‘Rich and bold shades of red – such as Pocketful of Posies – can promote passion, to keep the love flowing. Valspar’s Mad About You is a perfect illustration of this, a deep red that dominates in the villa’s hideaway. Deep blush shades, such as Pinkberry Passion and Lovers’ Secret, also work well for bringing a sense of romance into the bedroom.’

Suggestive extras

A leaking lip bite? Pretty self-explanatory (Picture: ITV)

To the average eye a pair of leaking lips has pretty obvious connotations, but Lee has a much nicer way of putting it, saying the ‘dripping’ signs around the villa encourage the islanders to ‘blur boundaries’.

Lee says: ‘We live in a world where we use geometric shapes and shapes we recognise. The signs like the bananas, the lips, the hearts, everything’s got a dripping element to it.

‘Humans have a subliminal ability to see a solid stable shape, like a relationship ultimately. But the neon signage is structured, then lets itself flow and because we see the dripping, it blurs boundaries a bit which creates psychological freedom of being experimental and being a bit more open.

‘You feel you can step out of these stable elements and experiment a little bit.

‘The villa was designed as a response to what we’ve lived with for the last 18 months. It’s saying brush off your restrictions, come in and have some fun.’

Boys and girls

The colour psychologist feels there has been a deliberate choice of how to balance the blues and pinks around the villa.

However the areas that are more heavy handed with the pinks, a highly stimulating colour for some people, could be more likely to spark rows between islanders.

‘For some people pink can just be a little bit of overstimulating, and it can casually set off conflicts,’ Lee says.

The villa leans towards the ‘feminine’ with the inclusion of hot pink accents (Picture: ITV)

‘So while it is playful and while there is an interesting balance of the blue and the pink, it is quite heavy on that intense hot pink which – when people are just feeling a little bit fractious – can just maybe tip them over the edge and cause a little bit of conflict in there.’

So no hot pink offices or schools then.

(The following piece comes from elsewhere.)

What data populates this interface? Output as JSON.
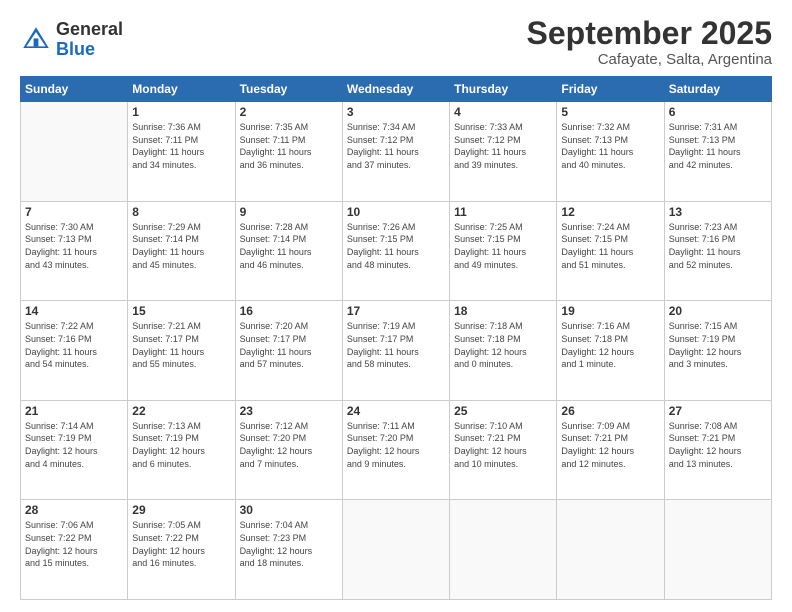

Valspar has teamed up with colour psychologist, Lee Chambers, to showcase how you get the Love Island look at home. To colour with confidence and find your perfect colour match, head to

Love Island continues tonight at 9pm on ITV2.

Credit: Original article published here.

Related posts

Joe Exotic series releases chilling first trailer as Kate McKinnon transforms into Carole Baskin: ‘It’s war’

John Turner

Line of Duty star Vicky McClure plays coy as she addresses savage Boris Johnson interrogation video

John Turner

And Just Like That star Sarita Choudhury ‘shocked’ by backlash to Sex And The City reboot

John Turner
%d bloggers like this: